Ecological Niche: Definition and Examples

Ecological Niche Definition

In ecology, a niche is the role or job of a species in a habitat. The word niche comes from the French word nicher, which means “to nest.” An ecological niche describes how a species interacts with, and lives in, its habitat. Ecological niches have specific characteristics, such as availability of nutrients, temperature, terrain, sunlight and predators, which dictate how, and how well, a species survives and reproduces. A species carves out a niche for itself in a habitat by being able to adapt and diverge from other species. Modern-day ecologists study ecological niches in terms of the impact the species has on its environment, as well as the species’ requirements.

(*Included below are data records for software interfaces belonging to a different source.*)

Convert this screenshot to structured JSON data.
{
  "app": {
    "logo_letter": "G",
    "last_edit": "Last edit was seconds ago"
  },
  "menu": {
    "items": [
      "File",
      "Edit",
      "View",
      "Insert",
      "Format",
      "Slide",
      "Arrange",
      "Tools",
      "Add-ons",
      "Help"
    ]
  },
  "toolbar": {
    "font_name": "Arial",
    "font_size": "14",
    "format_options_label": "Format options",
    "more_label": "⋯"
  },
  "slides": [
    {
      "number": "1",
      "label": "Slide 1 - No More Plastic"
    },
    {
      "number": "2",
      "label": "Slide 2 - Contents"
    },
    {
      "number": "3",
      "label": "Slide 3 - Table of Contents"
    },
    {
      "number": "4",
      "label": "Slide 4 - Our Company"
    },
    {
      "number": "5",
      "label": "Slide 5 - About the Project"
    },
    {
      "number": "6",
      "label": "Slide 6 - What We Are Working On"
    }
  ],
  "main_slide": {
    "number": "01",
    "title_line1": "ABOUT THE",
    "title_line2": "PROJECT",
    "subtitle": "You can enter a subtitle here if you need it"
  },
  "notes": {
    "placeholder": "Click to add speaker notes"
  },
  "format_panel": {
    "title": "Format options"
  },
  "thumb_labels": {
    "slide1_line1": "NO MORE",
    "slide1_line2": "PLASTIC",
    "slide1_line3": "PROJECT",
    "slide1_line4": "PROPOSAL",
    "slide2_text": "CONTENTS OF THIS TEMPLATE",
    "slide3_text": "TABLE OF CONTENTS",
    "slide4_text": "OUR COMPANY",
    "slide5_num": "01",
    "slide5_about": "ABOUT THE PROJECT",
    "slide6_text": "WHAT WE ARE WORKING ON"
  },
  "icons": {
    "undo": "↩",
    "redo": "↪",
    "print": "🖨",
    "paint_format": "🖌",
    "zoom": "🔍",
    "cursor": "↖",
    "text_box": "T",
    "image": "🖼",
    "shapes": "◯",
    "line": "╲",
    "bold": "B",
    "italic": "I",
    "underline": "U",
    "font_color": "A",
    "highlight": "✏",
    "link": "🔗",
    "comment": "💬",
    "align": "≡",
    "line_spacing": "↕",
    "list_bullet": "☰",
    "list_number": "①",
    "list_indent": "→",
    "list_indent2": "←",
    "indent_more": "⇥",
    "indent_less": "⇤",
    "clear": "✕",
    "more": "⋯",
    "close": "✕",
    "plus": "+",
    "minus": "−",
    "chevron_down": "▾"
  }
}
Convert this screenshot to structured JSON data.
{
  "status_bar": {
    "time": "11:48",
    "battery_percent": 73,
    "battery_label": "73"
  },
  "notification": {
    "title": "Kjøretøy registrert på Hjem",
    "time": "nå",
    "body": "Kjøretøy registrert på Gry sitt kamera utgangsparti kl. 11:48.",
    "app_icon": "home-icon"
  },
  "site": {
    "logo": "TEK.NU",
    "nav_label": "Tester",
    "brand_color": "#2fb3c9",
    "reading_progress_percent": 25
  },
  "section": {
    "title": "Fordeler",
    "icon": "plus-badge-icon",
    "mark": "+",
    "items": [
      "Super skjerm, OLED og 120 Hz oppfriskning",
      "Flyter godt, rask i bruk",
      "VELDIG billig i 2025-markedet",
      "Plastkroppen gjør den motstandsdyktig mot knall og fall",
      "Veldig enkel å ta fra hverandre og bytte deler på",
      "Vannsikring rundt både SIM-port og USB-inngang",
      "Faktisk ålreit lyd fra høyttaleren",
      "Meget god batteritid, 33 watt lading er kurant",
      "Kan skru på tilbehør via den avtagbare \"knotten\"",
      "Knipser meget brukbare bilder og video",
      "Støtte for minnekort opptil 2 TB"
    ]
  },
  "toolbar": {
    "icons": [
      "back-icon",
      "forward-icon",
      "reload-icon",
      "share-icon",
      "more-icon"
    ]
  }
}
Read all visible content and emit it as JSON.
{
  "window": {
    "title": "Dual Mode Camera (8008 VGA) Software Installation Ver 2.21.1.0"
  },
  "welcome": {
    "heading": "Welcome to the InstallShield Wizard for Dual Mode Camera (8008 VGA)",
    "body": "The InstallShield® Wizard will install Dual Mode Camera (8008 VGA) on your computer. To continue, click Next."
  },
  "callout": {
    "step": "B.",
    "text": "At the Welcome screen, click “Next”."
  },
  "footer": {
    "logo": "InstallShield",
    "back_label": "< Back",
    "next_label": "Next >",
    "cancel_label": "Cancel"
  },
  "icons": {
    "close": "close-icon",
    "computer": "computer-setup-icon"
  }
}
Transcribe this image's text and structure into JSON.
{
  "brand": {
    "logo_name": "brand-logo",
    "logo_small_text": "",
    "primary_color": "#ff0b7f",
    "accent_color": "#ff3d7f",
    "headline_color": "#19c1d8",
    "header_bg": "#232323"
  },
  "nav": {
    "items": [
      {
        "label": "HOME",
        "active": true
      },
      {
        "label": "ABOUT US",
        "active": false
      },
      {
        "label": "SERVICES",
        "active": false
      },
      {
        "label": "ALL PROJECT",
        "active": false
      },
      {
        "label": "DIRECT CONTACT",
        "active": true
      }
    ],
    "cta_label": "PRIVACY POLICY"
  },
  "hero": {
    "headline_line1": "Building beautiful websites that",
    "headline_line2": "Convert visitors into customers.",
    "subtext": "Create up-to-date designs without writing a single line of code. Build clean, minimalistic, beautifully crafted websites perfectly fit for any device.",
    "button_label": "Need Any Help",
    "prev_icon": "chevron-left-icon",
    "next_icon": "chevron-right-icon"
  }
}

According to the competitive exclusion principle, two species cannot occupy the same ecological niche in a habitat if they are competing for the same resources. When species compete in a niche, natural selection will first move to lessen the dependence of the species on the shared resources. If one species is successful, it reduces the competition. If neither evolves to reduce competition, then the species that can more efficiently exploit the resource will win out, and the other species will eventually become extinct.

Examples of Ecological Niches

Kirtland’s Warbler

Kirtland’s warbler is a rare bird that lives in small areas in Michigan’s northern Lower and Upper Peninsulas. The niche of Kirtland’s warbler is the jack pine forest, and the forest must have very specific conditions. Jack pine forests with areas of over 80 acres are ideal for this species. Specifically, these forests must have dense clumps of trees with small areas of grass, ferns and small shrubs in between. Kirtland’s warbler nests on the ground beneath the branches when the tree is about 5 feet tall, or around 5-8 years old. When the tree reaches about 16-20 feet tall, the lower branches start to die, and the bird will no longer nest beneath the tree branches.

Jack pine forests remained virtually undisturbed during Michigan’s lumber boom in the early 1800s because white pine was a much more valuable. The consistent availability of young jack pines for nesting was generated by naturally occurring wildfires in this habitat. When the lumber boom ended in the late 1800s, the wildfires continued and allowed the jack pine to spread and create more habitat for Kirtland’s warbler. The species population reached its peak from 1885-1900. Humans began to alter this niche by fighting and putting out forest fires. Over time, this severely affected the Kirtland’s warbler population. Large areas of jack pine forest were designated for habitat management via logging, burning, seeding and replanting in the 1970s, and the species recovered.

The image above shows a female Kirtland’s Warbler, Dendroica kirtlandii.

Dung Beetle

As the name implies, dung beetles eat dung, both as adults and as larvae. They live on all continents except Antarctica. Dung is plentiful throughout the world, and over time, the dung beetle has learned to exploit it as a resource, and create its own niche. Dung beetles are known for the way in which they roll dung into a ball before transporting it. These balls area buried in an underground burrow to either be stored as food or used as brooding balls. The female lays eggs in the brooding ball and the larvae hatch inside. When they reach adult size, the beetles dig out of the ball and work their way to the soil surface. The actions of dung beetles serve several important functions in their habitat. Digging burrows and tunnels turns over and aerates the soil. The buried dung releases nutrients into the soil that benefits other organisms. In addition, the beetle’s use of dung leaves less available for flies to breed on, thus controlling some of the fly population.

The image above shows Kheper nigroaeneus, the Large Copper Dung Beetle, on a ball of dung.

Xerophytic Plants

Xerophytic plants have developed several adaptations to living in dry ecological niches. The adaptations evolved to help save water stored in the plant and to prevent water loss. Examples of xerophytes are cacti and aloe vera, also called succulents. These plants have thick fleshy leaves that store water, and long roots to reach water deep underground. Other adaptations that xerophytic plants use include the ability to move or fold up their leaves, dropping their leaves during dry periods, a waxy coating to prevent evaporation (called the cuticle) and thick hairy leaf coverings. The surface of plant leaves features stomata, which are tiny mouth-like structures that take in carbon dioxide and release oxygen and water. Plants usually open their stomata during the day and close them at night. Succulents do the opposite in order to reduce water loss during the heat of the day.


Organisms can create ecological niches in some of the most inhospitable places on earth. Extremophiles are organisms, primarily eukaryotes, adapted to and thriving in areas of environmental extremes. The suffix -phile comes from the Greek word philos, which means loving. The type of extreme environment describes these organisms. Some examples are acidophiles (best growth between pH 1 and pH 5), thermophiles (best growth between 140°F and 176°F), barophiles (best growth at high pressures) and endolithic (growing within rock). Some organisms, called polyextremophiles, have adapted to more than one extreme. The study of extremophiles is important to the understanding of how life originated on earth and what life could be like in other worlds. Extremophiles are also important in biotechnology because their enzymes (called extremozymes) are used under extreme production conditions.